It wasn’t meant to be like this of course. When the Coalition took office in 2010, the idea was to have halved the deficit by 2015/16, not to have to borrow £200m more than forecast just eight months ago in the budget. At this point in the electoral cycle, the intention was that the Chancellor would point to a job well-done and deliver some judicious lollipops to ensure triumph next May.
While the government can, rightly, point to better economic growth than the rest of the EU, falling unemployment and low inflation, the stark fact is that the recovery is desperately fragile and that tax revenues are way, way, lower than predicted.
Given this background, George Osborne’s Autumn Statement deployed his undoubted political skills to make a silk purse from a sow’s ear and the fact that post-school education and training featured at all is testament to the slowly growing recognition that FE and skills has political salience, although many in the sector will be frustrated that politicians fail to grasp the sector’s potential to strengthen the economy and promote social mobility.
The decision to abolish employer National Insurance contributions for apprentices aged under 25 was evidence of the Chancellor’s acumen — it makes a nice headline, signalling the government’s goodwill and commitment but actually costing the Treasury peanuts in terms of income foregone.
The announcement of £20m to improve careers advice and support for young people is another example of showing concern and being seen to be doing something without acknowledging that many of the problems in careers education, information and guidance have been of the Coalition’s own making. The misguided decision of Michael Gove not to match Department for Business, Innovation and Skills funding for a National Careers Service with Department for Education cash was a massive error that £20m is not going to rectify although it does, at least, acknowledge that current policy has resulted in a total car-crash.

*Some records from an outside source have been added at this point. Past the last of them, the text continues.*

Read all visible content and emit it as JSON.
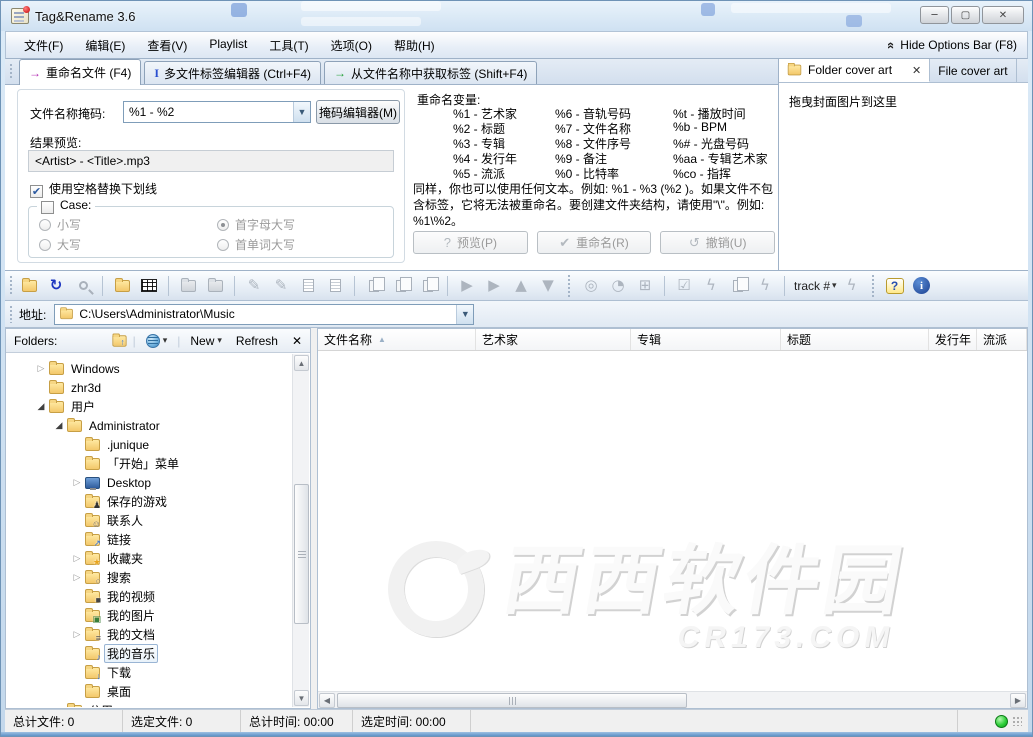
{
  "window": {
    "title": "Tag&Rename 3.6"
  },
  "menu": {
    "items": [
      "文件(F)",
      "编辑(E)",
      "查看(V)",
      "Playlist",
      "工具(T)",
      "选项(O)",
      "帮助(H)"
    ],
    "hide_options_label": "Hide Options Bar (F8)"
  },
  "tabs": [
    {
      "label": "重命名文件 (F4)",
      "active": true
    },
    {
      "label": "多文件标签编辑器 (Ctrl+F4)",
      "active": false
    },
    {
      "label": "从文件名称中获取标签 (Shift+F4)",
      "active": false
    }
  ],
  "cover_panel": {
    "tabs": [
      "Folder cover art",
      "File cover art"
    ],
    "active_tab": "Folder cover art",
    "drop_hint": "拖曳封面图片到这里"
  },
  "rename_panel": {
    "mask_label": "文件名称掩码:",
    "mask_value": "%1 - %2",
    "mask_editor_button": "掩码编辑器(M)",
    "preview_label": "结果预览:",
    "preview_value": "<Artist> - <Title>.mp3",
    "underscore_checkbox": "使用空格替换下划线",
    "underscore_checked": true,
    "case_group_label": "Case:",
    "case_options": [
      "小写",
      "大写",
      "首字母大写",
      "首单词大写"
    ],
    "case_selected": "首字母大写",
    "variables_title": "重命名变量:",
    "variables": [
      [
        "%1 - 艺术家",
        "%6 - 音轨号码",
        "%t - 播放时间"
      ],
      [
        "%2 - 标题",
        "%7 - 文件名称",
        "%b - BPM"
      ],
      [
        "%3 - 专辑",
        "%8 - 文件序号",
        "%# - 光盘号码"
      ],
      [
        "%4 - 发行年",
        "%9 - 备注",
        "%aa - 专辑艺术家"
      ],
      [
        "%5 - 流派",
        "%0 - 比特率",
        "%co - 指挥"
      ]
    ],
    "note": "同样，你也可以使用任何文本。例如: %1 - %3 (%2 )。如果文件不包含标签，它将无法被重命名。要创建文件夹结构，请使用\"\\\"。例如: %1\\%2。",
    "buttons": [
      {
        "label": "预览(P)",
        "icon": "question"
      },
      {
        "label": "重命名(R)",
        "icon": "check"
      },
      {
        "label": "撤销(U)",
        "icon": "undo"
      }
    ]
  },
  "toolbar": {
    "icons": [
      {
        "name": "open-folder",
        "kind": "cssfolder",
        "tone": "y",
        "enabled": true
      },
      {
        "name": "refresh",
        "kind": "glyph",
        "glyph": "↻",
        "color": "#1d36c0",
        "enabled": true
      },
      {
        "name": "search",
        "kind": "mag"
      },
      {
        "name": "sep"
      },
      {
        "name": "folder-tree-view",
        "kind": "cssfolder",
        "tone": "y",
        "enabled": true
      },
      {
        "name": "table-view",
        "kind": "grid",
        "enabled": true
      },
      {
        "name": "sep"
      },
      {
        "name": "folder-up",
        "kind": "cssfolder",
        "tone": "g"
      },
      {
        "name": "folder-new",
        "kind": "cssfolder",
        "tone": "g"
      },
      {
        "name": "sep"
      },
      {
        "name": "write-tags",
        "kind": "glyph",
        "glyph": "✎"
      },
      {
        "name": "write-tags-all",
        "kind": "glyph",
        "glyph": "✎"
      },
      {
        "name": "edit-tag",
        "kind": "page"
      },
      {
        "name": "tag-fields",
        "kind": "page"
      },
      {
        "name": "sep"
      },
      {
        "name": "copy-tag",
        "kind": "copy"
      },
      {
        "name": "paste-tag",
        "kind": "copy"
      },
      {
        "name": "paste-special",
        "kind": "copy"
      },
      {
        "name": "sep"
      },
      {
        "name": "play",
        "kind": "glyph",
        "glyph": "▶"
      },
      {
        "name": "play-next",
        "kind": "glyph",
        "glyph": "▶"
      },
      {
        "name": "move-up",
        "kind": "glyph",
        "glyph": "▲"
      },
      {
        "name": "move-down",
        "kind": "glyph",
        "glyph": "▼"
      },
      {
        "name": "bigsep"
      },
      {
        "name": "disc-lookup",
        "kind": "glyph",
        "glyph": "◎"
      },
      {
        "name": "online-lookup",
        "kind": "glyph",
        "glyph": "◔"
      },
      {
        "name": "calendar",
        "kind": "glyph",
        "glyph": "⊞"
      },
      {
        "name": "sep"
      },
      {
        "name": "quick-fix",
        "kind": "glyph",
        "glyph": "☑"
      },
      {
        "name": "auto-tag",
        "kind": "glyph",
        "glyph": "ϟ"
      },
      {
        "name": "multi-edit",
        "kind": "copy"
      },
      {
        "name": "auto-fix",
        "kind": "glyph",
        "glyph": "ϟ"
      },
      {
        "name": "sep"
      },
      {
        "name": "track-number",
        "kind": "track",
        "label": "track #"
      },
      {
        "name": "auto-number",
        "kind": "glyph",
        "glyph": "ϟ"
      },
      {
        "name": "bigsep"
      },
      {
        "name": "help",
        "kind": "help",
        "enabled": true
      },
      {
        "name": "about",
        "kind": "info",
        "enabled": true
      }
    ]
  },
  "address": {
    "label": "地址:",
    "value": "C:\\Users\\Administrator\\Music"
  },
  "folders_panel": {
    "title": "Folders:",
    "new_button": "New",
    "refresh_button": "Refresh"
  },
  "tree": {
    "items": [
      {
        "label": "Windows",
        "level": 0,
        "expand": "closed",
        "icon": "folder"
      },
      {
        "label": "zhr3d",
        "level": 0,
        "expand": "none",
        "icon": "folder"
      },
      {
        "label": "用户",
        "level": 0,
        "expand": "open",
        "icon": "folder"
      },
      {
        "label": "Administrator",
        "level": 1,
        "expand": "open",
        "icon": "folder"
      },
      {
        "label": ".junique",
        "level": 2,
        "expand": "none",
        "icon": "folder"
      },
      {
        "label": "「开始」菜单",
        "level": 2,
        "expand": "none",
        "icon": "folder"
      },
      {
        "label": "Desktop",
        "level": 2,
        "expand": "closed",
        "icon": "desktop"
      },
      {
        "label": "保存的游戏",
        "level": 2,
        "expand": "none",
        "icon": "games"
      },
      {
        "label": "联系人",
        "level": 2,
        "expand": "none",
        "icon": "contacts"
      },
      {
        "label": "链接",
        "level": 2,
        "expand": "none",
        "icon": "links"
      },
      {
        "label": "收藏夹",
        "level": 2,
        "expand": "closed",
        "icon": "favorites"
      },
      {
        "label": "搜索",
        "level": 2,
        "expand": "closed",
        "icon": "search"
      },
      {
        "label": "我的视频",
        "level": 2,
        "expand": "none",
        "icon": "video"
      },
      {
        "label": "我的图片",
        "level": 2,
        "expand": "none",
        "icon": "pictures"
      },
      {
        "label": "我的文档",
        "level": 2,
        "expand": "closed",
        "icon": "documents"
      },
      {
        "label": "我的音乐",
        "level": 2,
        "expand": "none",
        "icon": "music",
        "selected": true
      },
      {
        "label": "下载",
        "level": 2,
        "expand": "none",
        "icon": "downloads"
      },
      {
        "label": "桌面",
        "level": 2,
        "expand": "none",
        "icon": "folder"
      },
      {
        "label": "公用",
        "level": 1,
        "expand": "closed",
        "icon": "folder"
      }
    ]
  },
  "file_list": {
    "columns": [
      "文件名称",
      "艺术家",
      "专辑",
      "标题",
      "发行年",
      "流派"
    ],
    "sort_column": "文件名称",
    "sort_direction": "asc"
  },
  "watermark": {
    "text": "西西软件园",
    "subtext": "CR173.COM"
  },
  "status_bar": {
    "fields": [
      "总计文件: 0",
      "选定文件: 0",
      "总计时间: 00:00",
      "选定时间: 00:00"
    ]
  }
}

While the announcement of reforms to post-graduate funding will not affect most FE providers directly the fact is that, at a time of tightening budgets, every penny that goes to support the most educationally privileged is at the expense of others with more modest educational expectations.

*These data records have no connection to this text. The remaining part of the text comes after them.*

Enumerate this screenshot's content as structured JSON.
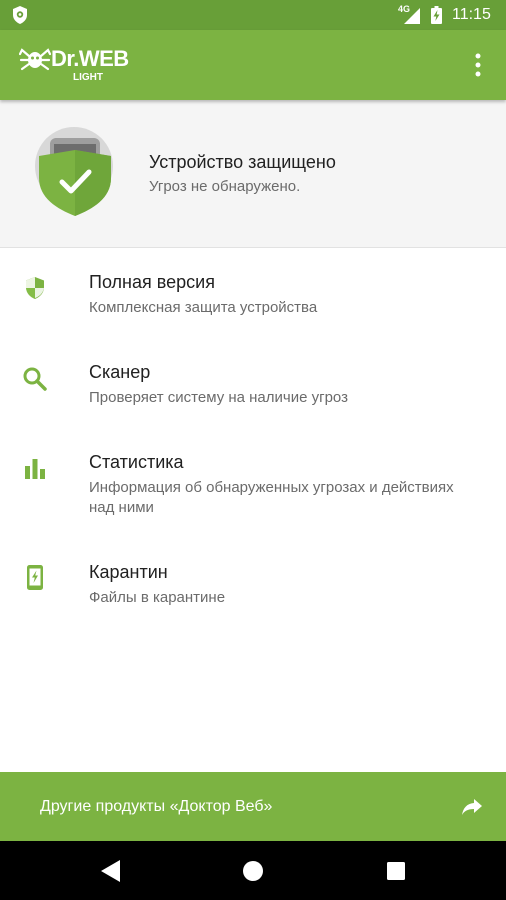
{
  "status_bar": {
    "network": "4G",
    "time": "11:15"
  },
  "app_bar": {
    "logo_text": "Dr.WEB",
    "logo_subtext": "LIGHT"
  },
  "protection": {
    "title": "Устройство защищено",
    "subtitle": "Угроз не обнаружено."
  },
  "menu": [
    {
      "icon": "shield-icon",
      "title": "Полная версия",
      "subtitle": "Комплексная защита устройства"
    },
    {
      "icon": "search-icon",
      "title": "Сканер",
      "subtitle": "Проверяет систему на наличие угроз"
    },
    {
      "icon": "bar-chart-icon",
      "title": "Статистика",
      "subtitle": "Информация об обнаруженных угрозах и действиях над ними"
    },
    {
      "icon": "phone-quarantine-icon",
      "title": "Карантин",
      "subtitle": "Файлы в карантине"
    }
  ],
  "bottom_bar": {
    "label": "Другие продукты «Доктор Веб»",
    "icon": "share-forward-icon"
  },
  "colors": {
    "accent": "#7cb342",
    "status_bar": "#689f38",
    "shield": "#7cb342"
  }
}
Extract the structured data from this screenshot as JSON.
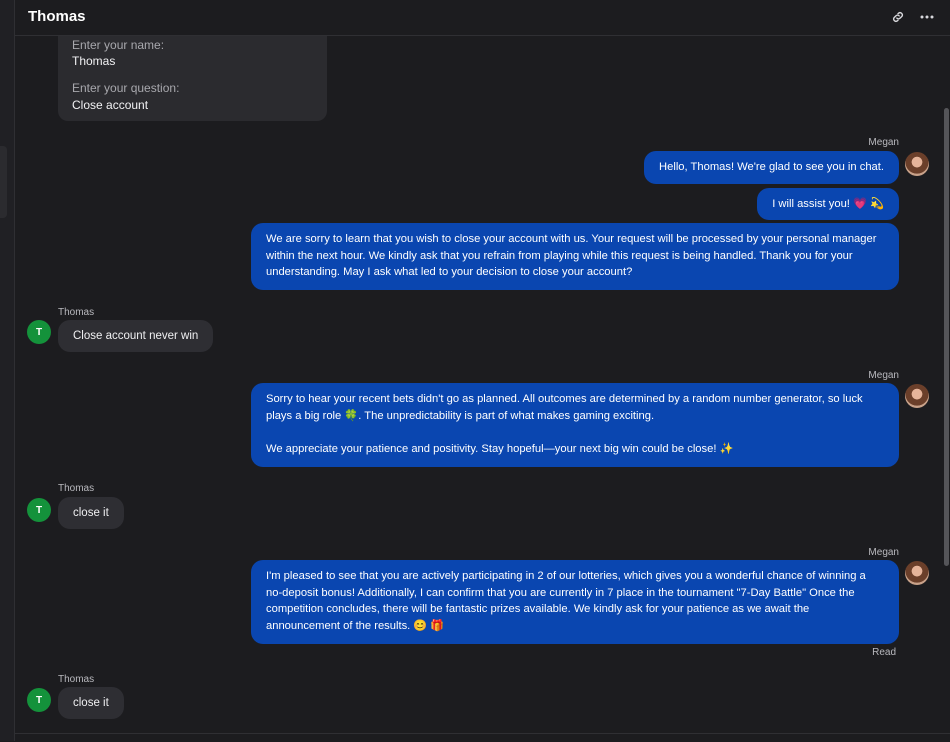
{
  "header": {
    "title": "Thomas",
    "link_icon": "link-icon",
    "more_icon": "more-icon"
  },
  "form": {
    "name_label": "Enter your name:",
    "name_value": "Thomas",
    "question_label": "Enter your question:",
    "question_value": "Close account"
  },
  "user": {
    "name": "Thomas",
    "initial": "T"
  },
  "agent": {
    "name": "Megan"
  },
  "messages": {
    "m1": "Hello, Thomas! We're glad to see you in chat.",
    "m2": "I will assist you! 💗 💫",
    "m3": "We are sorry to learn that you wish to close your account with us. Your request will be processed by your personal manager within the next hour. We kindly ask that you refrain from playing while this request is being handled. Thank you for your understanding. May I ask what led to your decision to close your account?",
    "u1": "Close account never win",
    "m4_p1": "Sorry to hear your recent bets didn't go as planned. All outcomes are determined by a random number generator, so luck plays a big role 🍀. The unpredictability is part of what makes gaming exciting.",
    "m4_p2": "We appreciate your patience and positivity. Stay hopeful—your next big win could be close! ✨",
    "u2": "close it",
    "m5": "I'm pleased to see that you are actively participating in 2 of our lotteries, which gives you a wonderful chance of winning a no-deposit bonus! Additionally, I can confirm that you are currently in 7 place in the tournament \"7-Day Battle\" Once the competition concludes, there will be fantastic prizes available. We kindly ask for your patience as we await the announcement of the results. 😊 🎁",
    "read_status": "Read",
    "u3": "close it"
  },
  "colors": {
    "background": "#1c1c1f",
    "agent_bubble": "#0a46b0",
    "user_bubble": "#2e2e33",
    "user_avatar": "#14923b"
  }
}
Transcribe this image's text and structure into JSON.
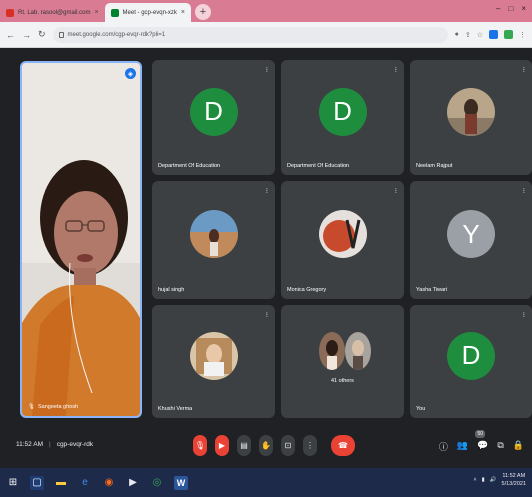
{
  "browser": {
    "tabs": [
      {
        "label": "Rt. Lab. rasool@gmail.com",
        "active": false,
        "fav_color": "#d93025"
      },
      {
        "label": "Meet - gcp-evqn-xzk",
        "active": true,
        "fav_color": "#00832d"
      }
    ],
    "url": "meet.google.com/cgp-evqr-rdk?pli=1"
  },
  "self": {
    "name": "Sangeeta ghosh"
  },
  "tiles": [
    {
      "name": "Department Of Education",
      "type": "letter",
      "letter": "D",
      "color": "#1e8e3e"
    },
    {
      "name": "Department Of Education",
      "type": "letter",
      "letter": "D",
      "color": "#1e8e3e"
    },
    {
      "name": "Neelam Rajput",
      "type": "photo"
    },
    {
      "name": "hujal singh",
      "type": "photo"
    },
    {
      "name": "Monica Gregory",
      "type": "photo"
    },
    {
      "name": "Yasha Tiwari",
      "type": "letter",
      "letter": "Y",
      "color": "#9aa0a6"
    },
    {
      "name": "Khushi Verma",
      "type": "photo"
    },
    {
      "name": "41 others",
      "type": "others"
    },
    {
      "name": "You",
      "type": "letter",
      "letter": "D",
      "color": "#1e8e3e"
    }
  ],
  "meeting": {
    "time": "11:52 AM",
    "code": "cgp-evqr-rdk",
    "participant_count": "50"
  },
  "taskbar": {
    "time": "11:52 AM",
    "date": "5/13/2021"
  }
}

As is often the case, some of the more interesting announcements are the single-sentence ones. An example of this is the three quarters of a million pounds allocated for a new National College for Onshore Oil and Gas. This is good news for Blackpool but also signals that the debate about fracking has moved from “whether” to “how?”.

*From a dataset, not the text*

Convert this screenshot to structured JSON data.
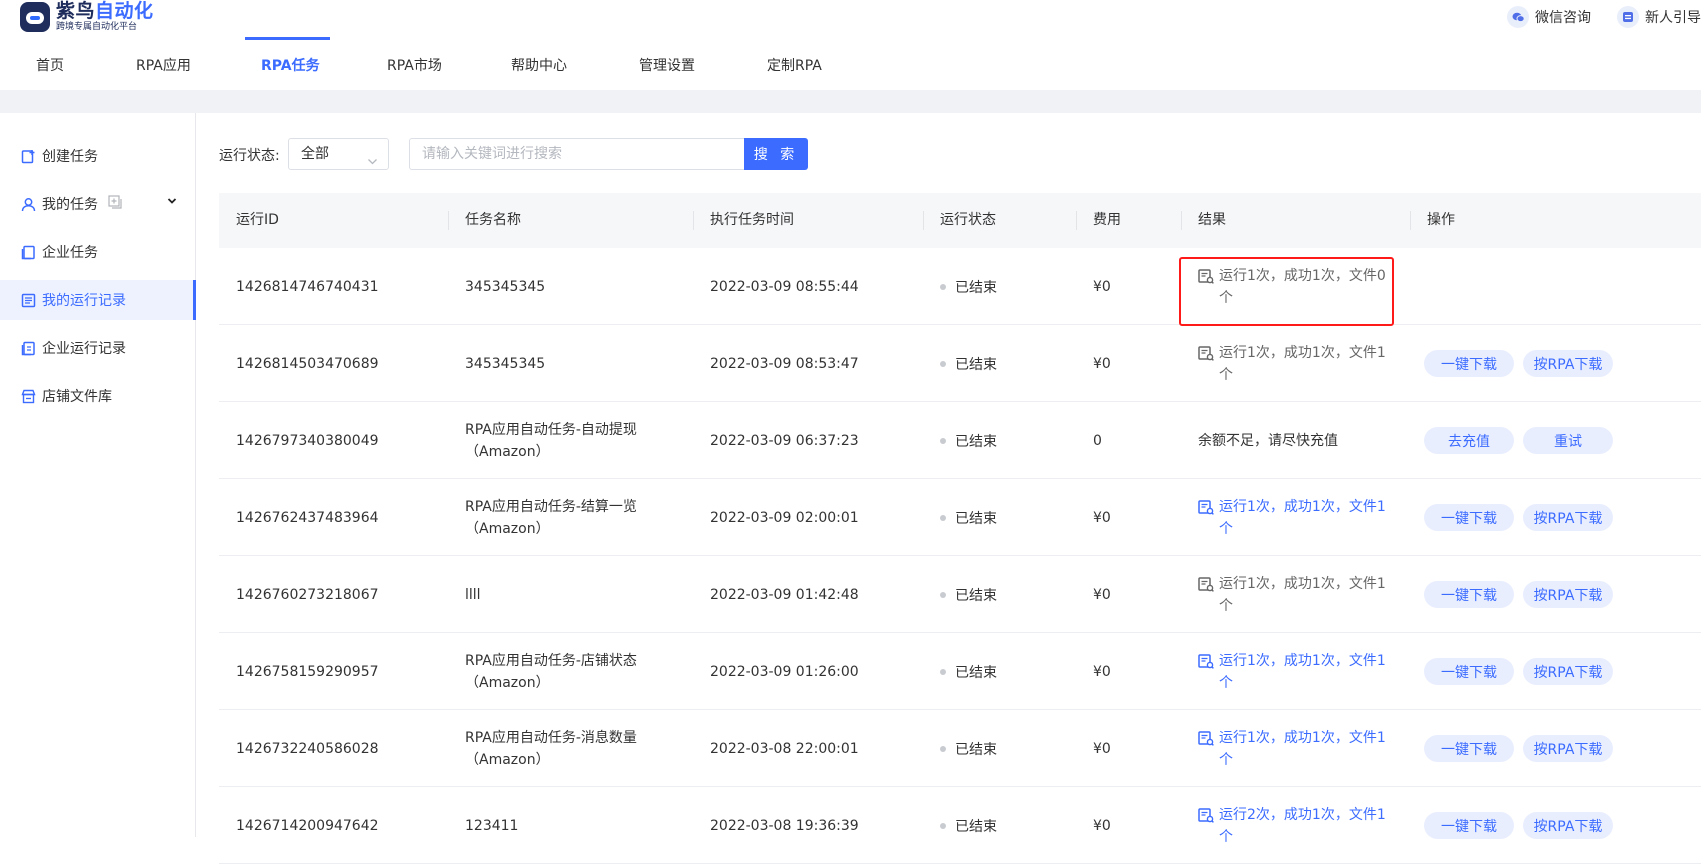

I was also intrigued by the announcement that “government will also work towards enabling greater multi-year certainty in funding for schools and certainty for adult education providers where appropriate, in the context of area based strategies”. The whole localism agenda remains fluid and this is one announcement that needs unpacking.
Another ‘straw in the wind’ comes in the announcement that the Behavioural Research Centre for Adult Skills and Knowledge (ASK) will get £5m to conduct pilots using Children’s Centres to provide employment support and access to basic skills training. This suggests that, at last, the government is starting to join-up its thinking around family learning.
It is also suggested that programmes to promote mid-life career reviews, are now influencing policy — from April 2015 the government has agreed to pilot career change work experience and training opportunities for older benefit claimants.
Overall though, the outlook remains gloomy for FE. Whichever party or parties form the next administration, the climate will remain austere and sector organisations will need to work together to defend budgets.